Illegal immigration has been a hot topic for many years now, most recently in light of Arizona’s new laws to try to deal with the problems they face. Early last year, Representative Stephen Sandstrom, of the Utah Legislature, drafted legislation that would attempt to deal with illegal immigration in Utah. Since the bill was first introduced, it has undergone many revisions and was finally heard in committee this last week as House Bill 70. We passed it out of committee on a 9-3 vote.
Ultimately this bill is an enforcement-only bill that requires law enforcement to verify lawful presence of those suspected of felonies and class A misdemeanors—the worst kind of crimes. If a suspect’s lawful presence in the country cannot be verified, law enforcement will contact ICE (Immigration and Customs Enforcement) and they will be given the prerogative to pick up the illegal immigrant or not. Often times ICE will not pick them up unless they are already wanted as a criminal re-entrant. So, this bill would engage local law enforcement in verifying lawful presence and assisting ICE in deporting those they’ve targeted for deportation.
The sponsor sees the bill as a deterrent to illegal immigration. There are a few reasons that we might want to deter illegal immigration. For example, the costs incurred by the state to educate, provide services, and incarcerate undocumented persons are great. As one example, the Legislative Auditor General did a study and found that the costs of educating undocumented children in the state of Utah for fiscal year 2006 ranged between 54.9 and 85.4 million dollars from state and local tax revenue (does not include federal funds). Some estimates are that those costs currently reach between 120 and 140 million dollars. Additionally, as of January 2011, illegal aliens account for 5.88% of inmate population in Utah. In 2009 ICE detained inmates in Utah cost the state almost 20 million dollars. Perhaps most concerning is that illegal immigrants often spend their lives “living in the shadows” of our society, unable and unwilling to avail themselves of the full benefits of citizenship in this country and the protections of the law.

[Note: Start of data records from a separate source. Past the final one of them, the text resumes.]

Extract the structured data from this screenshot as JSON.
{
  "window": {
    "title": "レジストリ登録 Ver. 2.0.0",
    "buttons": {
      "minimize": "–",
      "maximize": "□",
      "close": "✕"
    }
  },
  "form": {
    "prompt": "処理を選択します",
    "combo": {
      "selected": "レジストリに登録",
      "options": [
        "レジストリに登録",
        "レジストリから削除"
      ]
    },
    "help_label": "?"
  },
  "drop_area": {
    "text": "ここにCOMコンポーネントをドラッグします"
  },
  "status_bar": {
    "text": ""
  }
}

I sat for several years on the Cache Valley Multi-Cultural Center Board of Directors. My experience there tells me that when immigrants come to this country legally and learn the language and assimilate to the customs, culture, and laws of this country they stand the greatest chance for success for themselves and their children.
Despite what others will say about this bill, I don’t believe the new would-be laws will offer much in the way of deterrents. Illegal immigration happens because there is a market for their labor and the front door is broken. However, I voted for HB70 in committee because I feel like it is focused on targeting and deporting those illegal immigrants who are committing the worst kind of crimes in our state.